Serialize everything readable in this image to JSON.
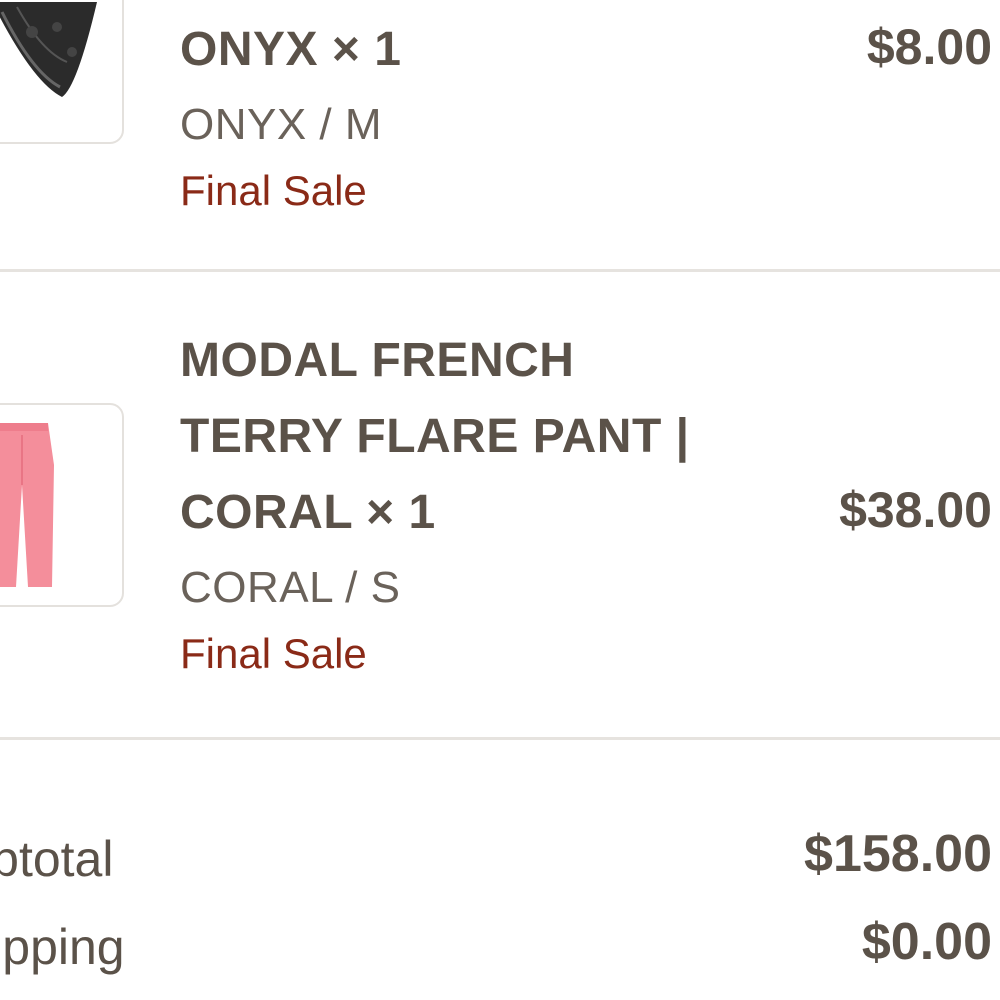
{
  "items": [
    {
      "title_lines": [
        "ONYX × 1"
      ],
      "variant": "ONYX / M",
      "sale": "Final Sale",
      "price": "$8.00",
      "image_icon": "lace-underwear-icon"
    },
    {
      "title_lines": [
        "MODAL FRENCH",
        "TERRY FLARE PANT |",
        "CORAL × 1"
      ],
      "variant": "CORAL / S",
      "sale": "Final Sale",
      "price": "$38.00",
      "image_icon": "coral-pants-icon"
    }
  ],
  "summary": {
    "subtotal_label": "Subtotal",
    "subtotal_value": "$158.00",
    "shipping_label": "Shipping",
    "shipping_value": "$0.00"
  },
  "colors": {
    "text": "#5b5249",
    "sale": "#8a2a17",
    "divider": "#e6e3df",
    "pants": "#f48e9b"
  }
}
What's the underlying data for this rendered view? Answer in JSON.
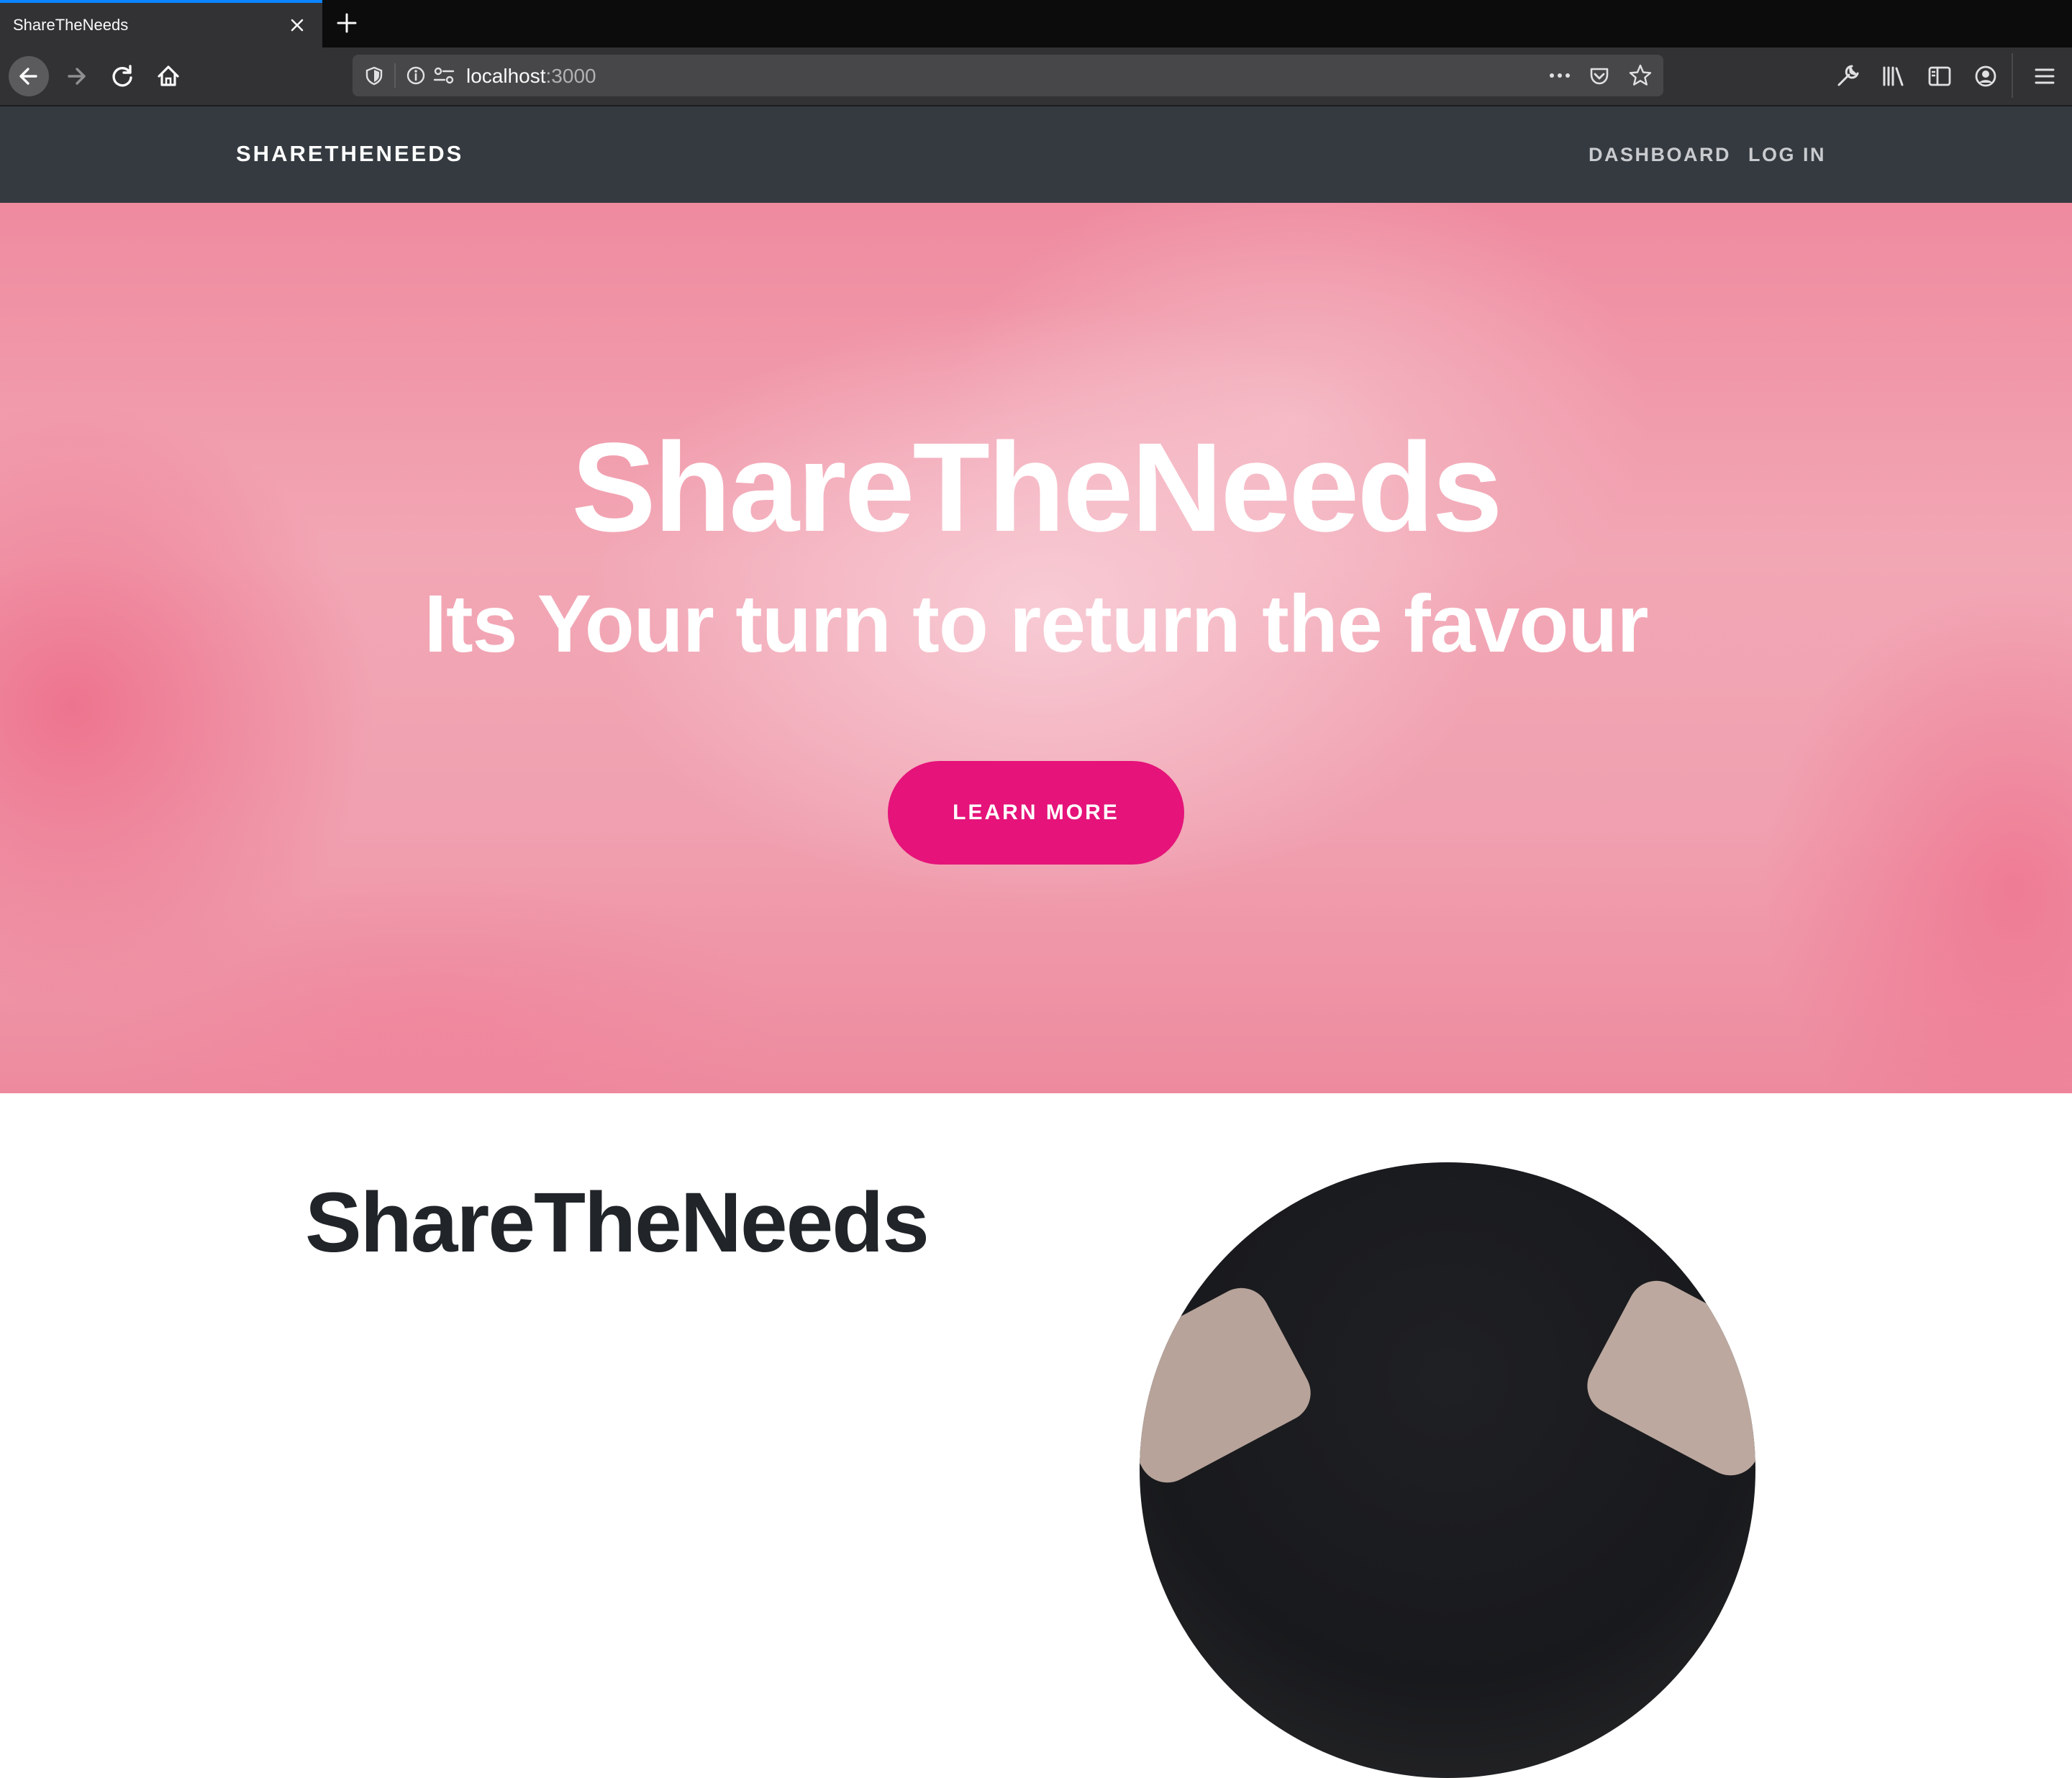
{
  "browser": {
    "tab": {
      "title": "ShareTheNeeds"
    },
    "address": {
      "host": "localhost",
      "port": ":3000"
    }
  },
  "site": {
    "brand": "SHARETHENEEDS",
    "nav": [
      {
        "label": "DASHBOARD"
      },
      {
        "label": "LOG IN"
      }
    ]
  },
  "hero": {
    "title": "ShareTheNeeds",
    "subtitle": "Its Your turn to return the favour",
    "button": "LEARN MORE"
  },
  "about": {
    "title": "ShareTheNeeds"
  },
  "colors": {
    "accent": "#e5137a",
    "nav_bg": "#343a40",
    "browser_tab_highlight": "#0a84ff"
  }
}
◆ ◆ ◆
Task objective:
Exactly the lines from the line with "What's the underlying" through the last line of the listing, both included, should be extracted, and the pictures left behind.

Answer section:
What's the underlying data for this rendered view? Answer in JSON.
{
  "browser": {
    "tab": {
      "title": "ShareTheNeeds"
    },
    "address": {
      "host": "localhost",
      "port": ":3000"
    }
  },
  "site": {
    "brand": "SHARETHENEEDS",
    "nav": [
      {
        "label": "DASHBOARD"
      },
      {
        "label": "LOG IN"
      }
    ]
  },
  "hero": {
    "title": "ShareTheNeeds",
    "subtitle": "Its Your turn to return the favour",
    "button": "LEARN MORE"
  },
  "about": {
    "title": "ShareTheNeeds"
  },
  "colors": {
    "accent": "#e5137a",
    "nav_bg": "#343a40",
    "browser_tab_highlight": "#0a84ff"
  }
}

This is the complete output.